A process to cover printed data with a opaque covering so it cannot be read until the final user removes the coating to read the data. Most often used for gaming or lottery tickets.

Security Foil
A patterned thin, metallic layer stamped onto a document. Can be flat or embossed to create a raised image. Foils scan poorly and are impossible to reproduce with printers or photocopiers.

Security Paper
Paper that contains special features, such as dyes, florescent fibers, and watermarks, used on checks and other security sensitive documents.

Security Tapes and Seals
Frangible tapes and seals that tear into multiple pieces when removed indicating tampering or opening.

Security Thread
A thin strip of polymer film precisely embedded or windowed into the paper.

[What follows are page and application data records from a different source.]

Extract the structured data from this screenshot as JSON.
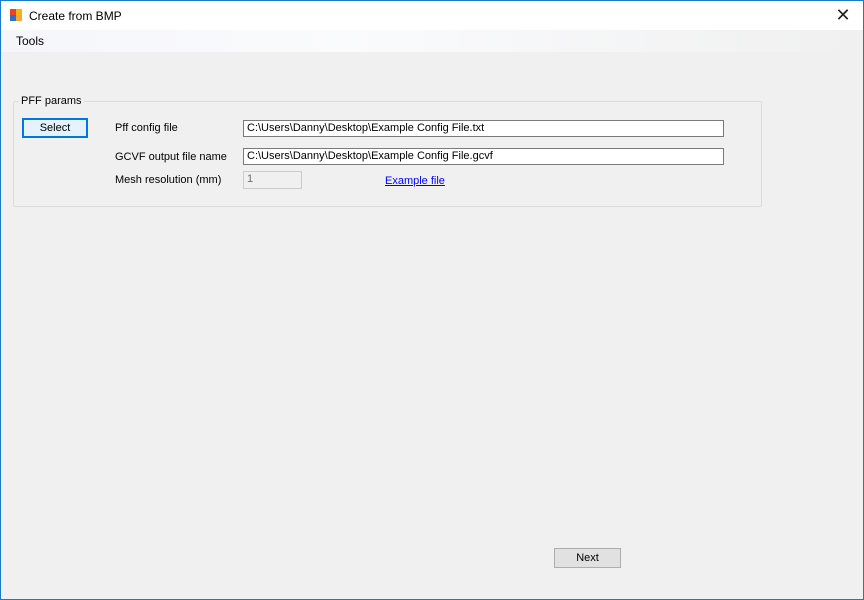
{
  "window": {
    "title": "Create from BMP",
    "icon": "bmp-app-icon",
    "close_glyph": "✕"
  },
  "menu": {
    "items": [
      {
        "label": "Tools"
      }
    ]
  },
  "pff_group": {
    "legend": "PFF params",
    "select_button": "Select",
    "config_label": "Pff config file",
    "config_value": "C:\\Users\\Danny\\Desktop\\Example Config File.txt",
    "output_label": "GCVF output file name",
    "output_value": "C:\\Users\\Danny\\Desktop\\Example Config File.gcvf",
    "mesh_label": "Mesh resolution (mm)",
    "mesh_value": "1",
    "example_link": "Example file"
  },
  "footer": {
    "next_button": "Next"
  },
  "colors": {
    "accent": "#0078d7",
    "link": "#0000ff",
    "window_border": "#1979ca"
  }
}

The thread can be microprinted, demetalized, have UV features, and have optically variable characteristics.

Self Voiding Label
A label that when removed, leaves a pattern or text (often “Void”).

Solvent-Reactant Inks
Solvent sensitive inks that are designed to detect an attempt to fraudulently alter a document by smudging and fluorescing when subjected to specific solvents.

Split Ink Fountain
Printing with more than one ink in a printing fountain to achieve a unique blended pattern that is difficult to reproduce.

Tiny tracers in the inks or base materials that can be traced and used to authenticate the document with a reader.

Tamper Evident Label
Labels that when removed show evidence of tampering by leaving a message on the base surface such as “VOID” or “OPENED.” The label cannot be replaced without indication that it was tampered with.

Thermochromic Ink
Ink that changes color when exposed to heat and then changes back to its original color when cooled.

Toner Adhesion
Toner fuse is a treatment that is added to the surface of the paper to promote better toner adhesion so the image cannot be lifted from the surface of the paper.

Visible Paper Fiber
Visible embedded fibers are fibers within the paper stock that can be seen with the naked eye.

Void Pantograph
Also known as “hidden word” technology. This feature makes it extremely difficult for counterfeiters to reproduce checks or documents because the word “VOID” appears when copied or scanned.

Warning Band
A disclaimer on the document stating the inclusion of security features.

Warning Regulation
A warning of the legal ramifications of altering or copying the document.

A translucent design, pattern or symbol created in paper by varying the distribution of fibers within an area of the paper to identify the manufacturer, brand, or customer. It is best seen when held up to a light. A watermark cannot be copied.